The use of a heavy structural member integral with a light weight sandwich panel, enables the panel to be secured directly to surrounding stressed structural elements without further reinforcing, and various types of fittings may be bolted or rivetted to the structural member. The sandwich type panels are often used as the outer skin panels of aircraft and, as such, must carry miscellaneous items of equipment within the aircraft. By inserting a rigid structural member inside the panel, as in Figure 6, a strong attachment area is provided for such equipment without undue overall weight of structure. The end tabs on the various core strips are essential to provide an effective bonding area between the core and the structural member for maximum strength and the introduction of intermediate plates, between the relatively thin core strip tabs and the relatively thick structural members, permits thermal bonding procedures to be carried out without any great danger of heat damage to the thin core structure.

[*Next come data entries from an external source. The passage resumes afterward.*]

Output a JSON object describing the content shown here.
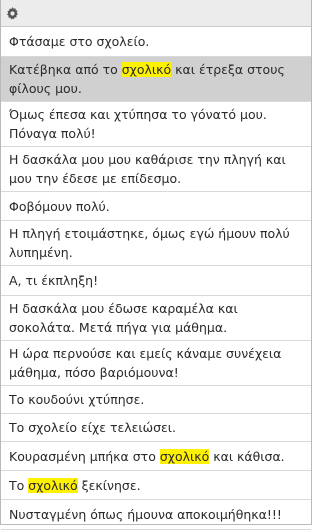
{
  "toolbar": {
    "settings_icon": "gear-icon"
  },
  "highlight_color": "#fff200",
  "selected_row": 1,
  "rows": [
    {
      "text": "Φτάσαμε στο σχολείο."
    },
    {
      "pre": "Κατέβηκα από το ",
      "hl": "σχολικό",
      "post": " και έτρεξα στους φίλους μου."
    },
    {
      "text": "Όμως έπεσα και χτύπησα το γόνατό μου. Πόναγα πολύ!"
    },
    {
      "text": "Η δασκάλα μου μου καθάρισε την πληγή και μου την έδεσε με επίδεσμο."
    },
    {
      "text": "Φοβόμουν πολύ."
    },
    {
      "text": "Η πληγή ετοιμάστηκε, όμως εγώ ήμουν πολύ λυπημένη."
    },
    {
      "text": "Α, τι έκπληξη!"
    },
    {
      "text": "Η δασκάλα μου έδωσε καραμέλα και σοκολάτα. Μετά πήγα για μάθημα."
    },
    {
      "text": "Η ώρα περνούσε και εμείς κάναμε συνέχεια μάθημα, πόσο βαριόμουνα!"
    },
    {
      "text": "Το κουδούνι χτύπησε."
    },
    {
      "text": "Το σχολείο είχε τελειώσει."
    },
    {
      "pre": "Κουρασμένη μπήκα στο ",
      "hl": "σχολικό",
      "post": " και κάθισα."
    },
    {
      "pre": "Το ",
      "hl": "σχολικό",
      "post": " ξεκίνησε."
    },
    {
      "text": "Νυσταγμένη όπως ήμουνα αποκοιμήθηκα!!!"
    }
  ]
}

The operation of this invention will be clearly comprebended from a consideration of the foregoing description of the mechanical details thereof, taken in connection with the drawings and the above recited objects. It will be obvious that all said objects are amply achieved by this invention.

It is understood that minor variation from the form of the invention disclosed herein may be made without departure from the spirit and scope of the invention, and that the specification and drawings are to be considered as merely illustrative rather than limiting.

I claim:

The method of attaching a structural member to thin core strips of a structural sandwich panel comprising: introducing intermediate thickness plates, of a thickness less than the adjacent portion of the structural member and greater than the thickness of the core strips, between said structural member and the adjacent edges of said core strips, and Welding said intermediate thickness plates first to said edges of the core strips and then to said structural member.

References Cited in the file of this patent UNITED STATES PATENTS 2,814,989 Sites Dec. 3, 1957

Patent Citations
Cited PatentFiling datePublication dateApplicantTitle
US2814989 *Mar 22, 1956Dec 3, 1957Miehle Goss Dexter IncFabricated type bed
Referenced by
Citing PatentFiling datePublication dateApplicantTitle
US3402700 *Jul 22, 1966Sep 24, 1968Sulzer AgStructural panel for a steam generator
US3673057 *Jul 22, 1970Jun 27, 1972Fmc CorpCellular structures
US3774365 *Jul 24, 1972Nov 27, 1973Steel CorpPanel and core
US3890749 *Jul 15, 1974Jun 24, 1975Messerschmitt Boelkow BlohmReinforcement assembly for internally braced structures having areal outer surfaces
US4254188 *Oct 2, 1978Mar 3, 1981Thomas P. MahoneyMetallic core panel and method of making same
US4273836 *Oct 2, 1978Jun 16, 1981Thomas P. MahoneyCore strip blank, core strip and method of making same
US4282694 *Nov 8, 1979Aug 11, 1981Nixdorff Krein Industries, Inc.Grain bin floor support system
US4365004 *Jan 23, 1981Dec 21, 1982Thomas P. MahoneyMetallic core panel and method of making same
US4471013 *Oct 28, 1983Sep 11, 1984Tre CorporationCore strip for honeycomb core panels
US4832999 *Oct 27, 1987May 23, 1989Avco Lycoming/TextronHoneycomb structure assemblies
US5116688 *Apr 12, 1991May 26, 1992Nippon Steel CorporationCore strip for honeycomb core panel and method of producing the same
US5328744 *Oct 9, 1990Jul 12, 1994E. I. Du Pont De Nemours And CompanyPanel having a core with thermoplastic resin facings
US5407516 *Apr 2, 1993Apr 18, 1995E. I. Du Pont De Nemours And CompanyMethod for forming structural panels having a foam core with thermoplastic facings
US5484500 *Oct 11, 1994Jan 16, 1996E. I. Du Pont De Nemours And CompanyMethod for forming structural panels having a core with thermoplastic resin facings
US20100015464 *Feb 25, 2008Jan 21, 2010Kwang Sun MoonHoneycomb core, and connection piece and sandwich panel for the same
DE2939432A1 *Sep 28, 1979Apr 17, 1980Hi I LtdKernstreifen, insbesondere fuer zusammengesetzte platten, und verfahren zu seiner herstellung
WO2012021073A1 *Aug 12, 2011Feb 16, 2012Corcel Ip LimitedImprovements in and relating to composite sheet material
U.S. Classification228/181, 52/793.1, 228/190, 428/116, 29/455.1, 52/783.18
International ClassificationB21D47/00
Cooperative ClassificationB21D47/00
European ClassificationB21D47/00